A new park makes sense as a place to start when you have a bunch of families with young kids, Miller said. “Now we have to go to Victoria. The closest park is 10 miles away.”
And, if you have small children, that’s a big deal. You can’t just tell them to walk down and play.
“I think it will be a huge boost to the community,” Martinson said, referring to the park.
But, a lot of work must be done.
Much of the equipment in the park came from the former grade school. It was old then, and even older now.
The tennis/basketball courts, ringed by a barbed wire-topped fence, are broken up by a spider web of cracks.
“This is not only important for the kids, but also for the adults,” Miller said. It will provide entertainment as well as exercise.
They have big plans, but the time line depends on funds. Group members envision a new play station (which is the first priority), new courts (second), a fancy shelter with restrooms (third), a walking trail and horseshoe pits.
They’ve applied for a grant through the Kansas Department of Commerce’s Small Community Improvement program, as well as other grant programs.
But, they aren’t relying on the state money. “We’ve got a lot of valuable resources to help with these projects,” Miller said. From contractors to electricians, “we have a large knowledge base.”
What’s more, all this volunteer effort, or “sweat equity,” looks good on the grant applications. “We should impress them,” he said.
Even if the grants are approved, they won’t cover the entire cost. So far, GCDA has raised $5,000.
The annual city dance in the park, alone, brought in 600 people and raised $1,200, and Miller said more fund-raising events are planned.
“We’re just a volunteer group that lives in the community and looks for projects,” Miller said of GCDA. That’s how the park plans came about. “It was just a bunch of us talking.”
There is also an annual Christmas tree lighting ceremony, holiday house award and a Mardi gras celebration.

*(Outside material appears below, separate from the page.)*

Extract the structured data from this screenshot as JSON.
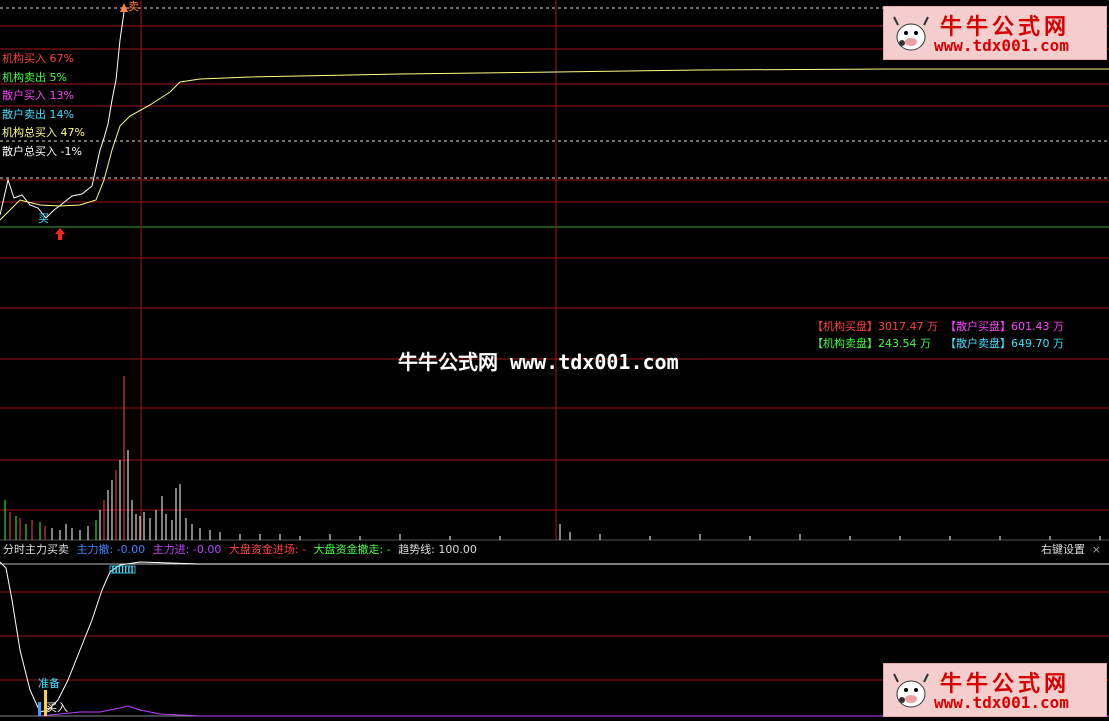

As the old image of Gorham fades like so many yearbook photos, the new residents hope a new one will emerge.